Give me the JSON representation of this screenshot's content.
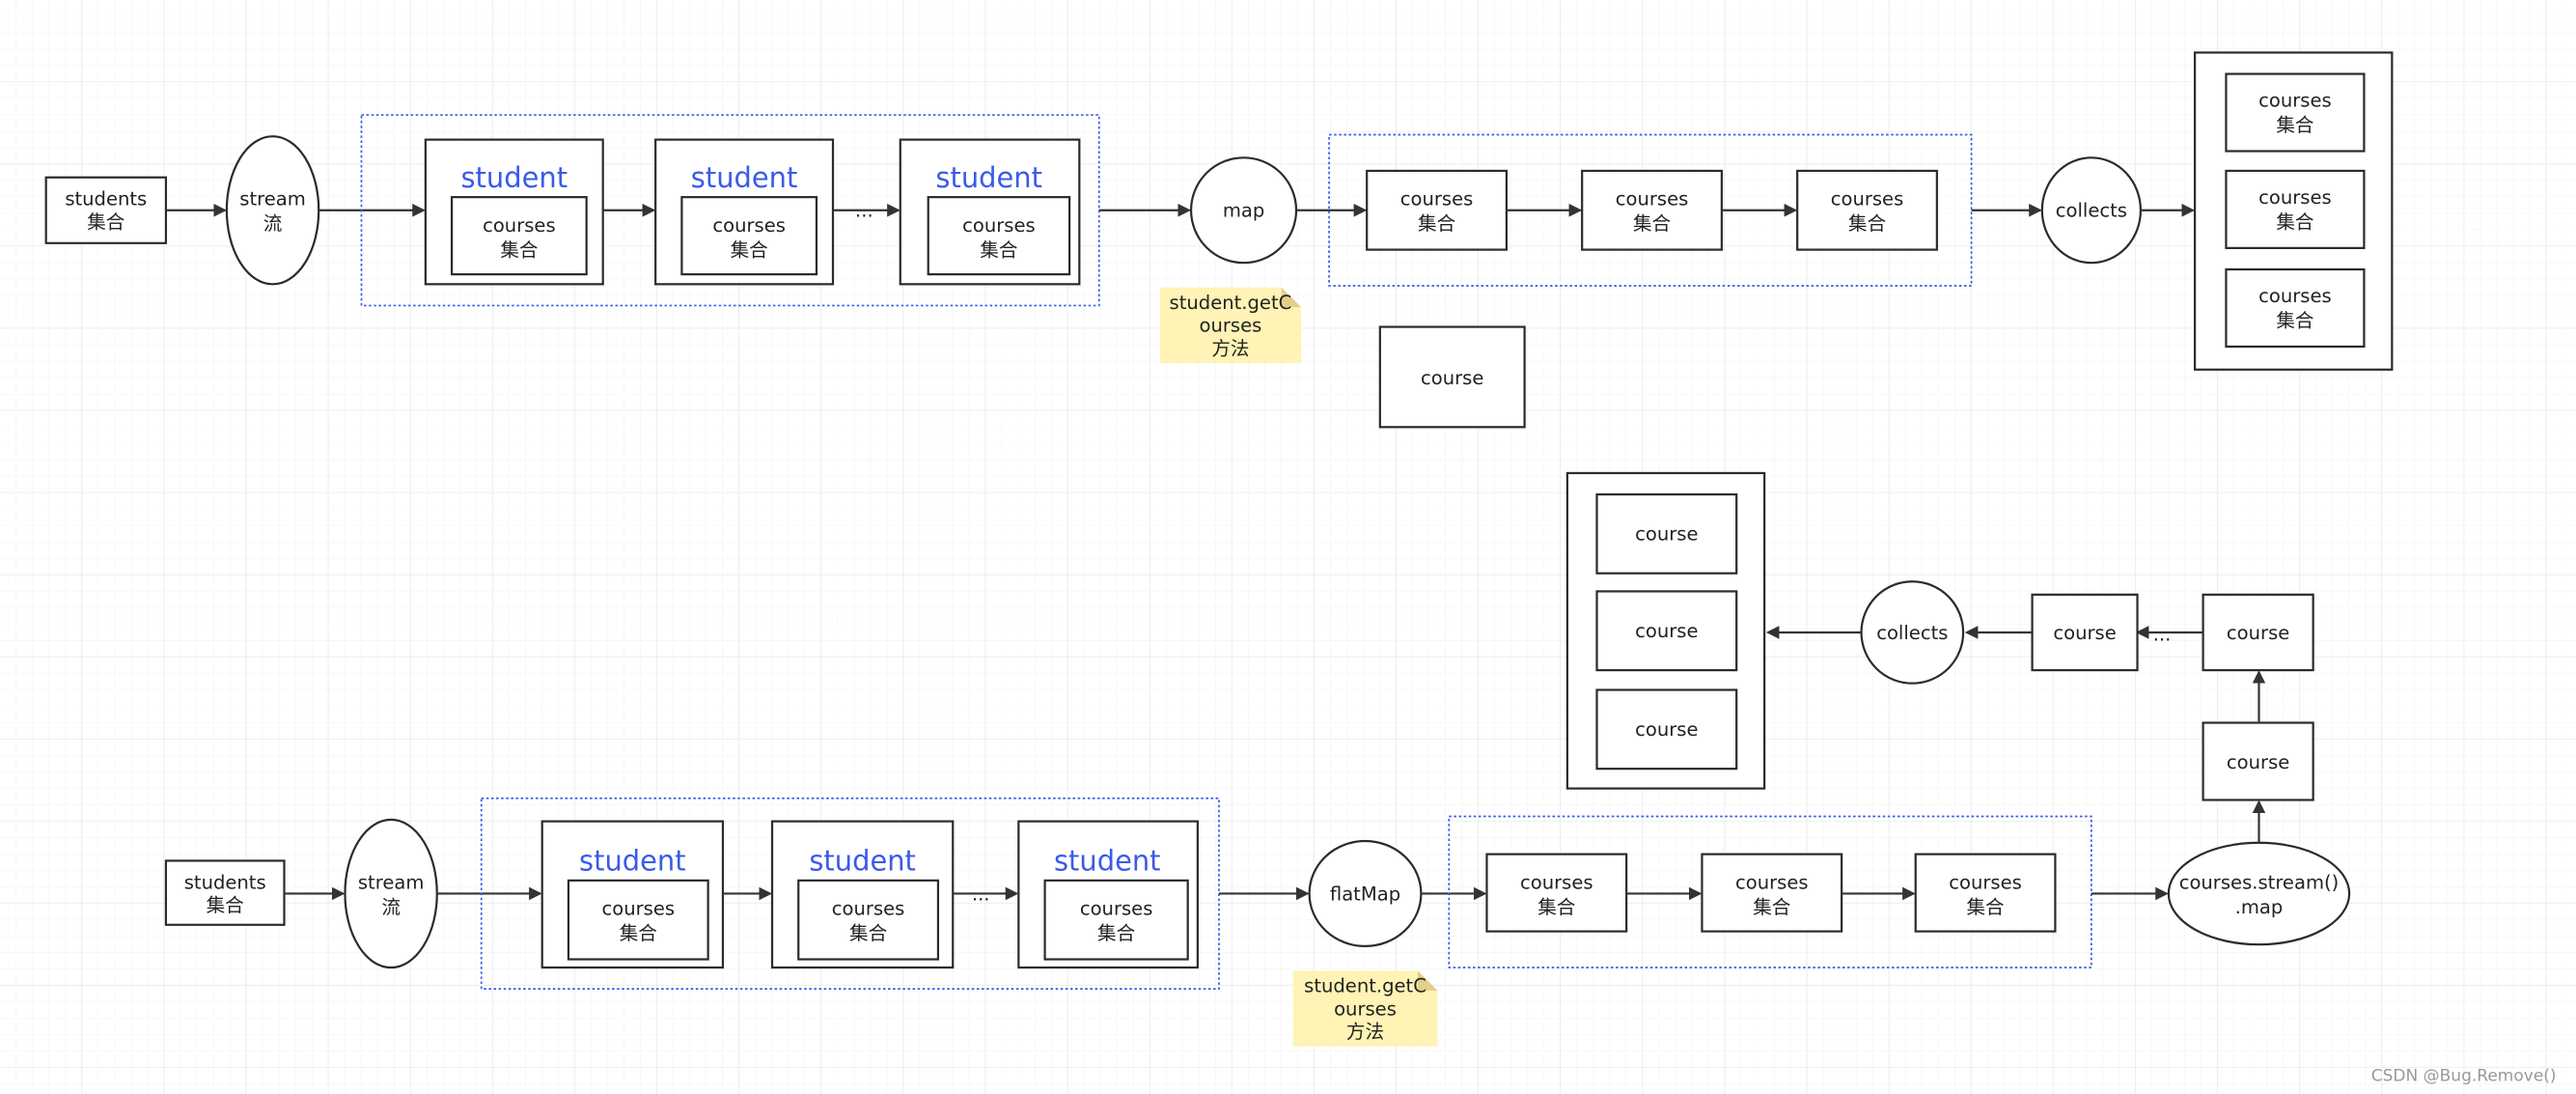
{
  "colors": {
    "student_label": "#3a5ae8",
    "container_border": "#3a5ae8",
    "note_fill": "#fff3b5",
    "stroke": "#2b2b2b"
  },
  "top": {
    "students": [
      "students",
      "集合"
    ],
    "stream": [
      "stream",
      "流"
    ],
    "student_label": "student",
    "courses": [
      "courses",
      "集合"
    ],
    "ellipsis": "...",
    "map": "map",
    "note": [
      "student.getC",
      "ourses",
      "方法"
    ],
    "collects": "collects",
    "course": "course"
  },
  "bottom": {
    "students": [
      "students",
      "集合"
    ],
    "stream": [
      "stream",
      "流"
    ],
    "student_label": "student",
    "courses": [
      "courses",
      "集合"
    ],
    "ellipsis": "...",
    "flatmap": "flatMap",
    "note": [
      "student.getC",
      "ourses",
      "方法"
    ],
    "stream_map": [
      "courses.stream()",
      ".map"
    ],
    "course": "course",
    "collects": "collects"
  },
  "watermark": "CSDN @Bug.Remove()"
}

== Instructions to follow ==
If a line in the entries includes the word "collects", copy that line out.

== Result of this exercise ==
    "collects": "collects",
    "collects": "collects"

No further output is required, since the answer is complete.